My grandma friend Sally told me her two grandsons recently attended a chickenpox party. These parties are organized by parents who want their children to catch the virus naturally rather than getting vaccinated. Sally’s grandsons have attended three parties so far and still have not caught the chickenpox.
That may be because chickenpox are most contagious 1 to 2 days before any spots actually come out.
The parties are no different than a typical play date except for one big difference: the parents with the contagious kids provide lollipops that their kids have sucked on to share with the kids whose moms want them to catch the virus.
Advocates of these parties believe there is greater risk from getting vaccinated than having chickenpox which causes a red rash, blisters, fever and headache.

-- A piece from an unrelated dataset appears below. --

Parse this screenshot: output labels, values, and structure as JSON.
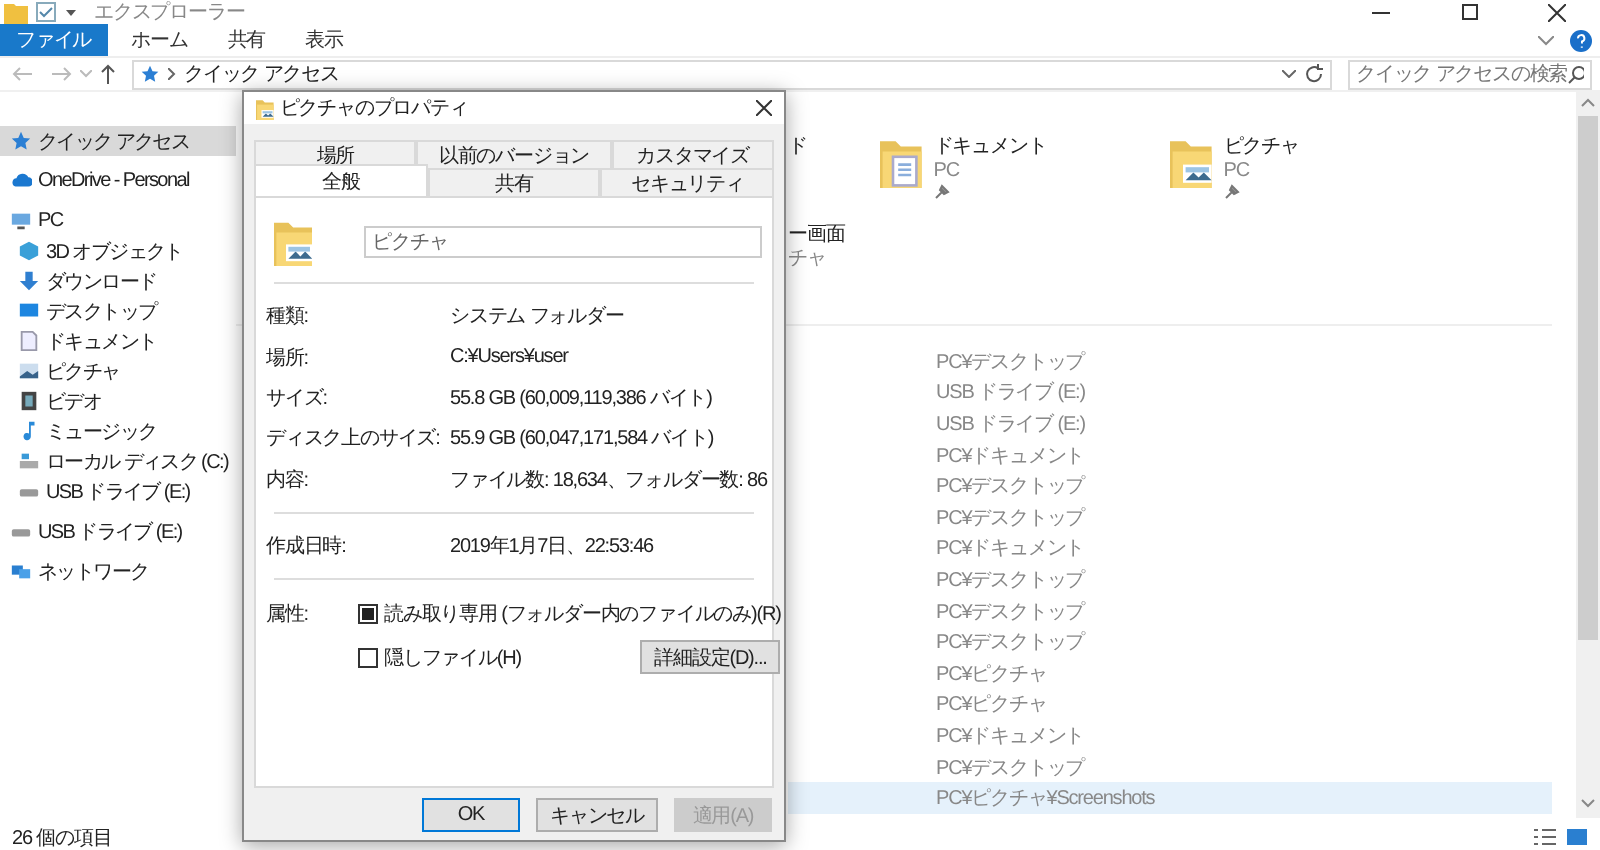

The chickenpox vaccine, which was introduced in 1995, is often given to children twice. The first vaccine is given around 15 months and then a booster shot between the ages 3 and 4. Many parents are skeptical of its effectiveness and worry that if the vaccine doesn’t work their child will get chickenpox as an adult, when the symptoms are much worse.
Researchers now say the chickenpox vaccine has slashed the occurrence of the disease in children by 90 percent but still worry that parents who want their children to get chickenpox naturally are preventing the virus from disappearing all together.
Dr. Paul Offit, a pediatrician specializing in infectious disease at the department of pediatrics at the Children’s Hospital of Philadelphia, said that many parents who are against vaccinating their children argue that getting the virus naturally is more beneficial to the child’s overall health.
“The thinking many parents have is that the natural infection is more likely to induce higher levels of antibodies and longer-lasting immunity than vaccines,” Offit said. “That’s generally true but the problem is if you make that choice you are also taking the risk of a natural infection, which can mean hospitalization and sometimes death.”
“You don’t know who goes to a chickenpox party and might have some sort of immunity or may have a complication from it or who might spread it to someone else who, because of the medication they’re on or because they’re pregnant, are very susceptible to the disease,” Offit says. “Not vaccinating kids just spreads all the risks that are the reason the vaccine was created in the first place.”
Offit believes that if the chickenpox vaccine becomes as widely used as the measles vaccine was back in 1963, chickenpox would go the way of the measles: away.
Here’s a short clip from the CBS Early Show with Dr. Alanna Levine explaining chickenpox parties vs. the vaccine.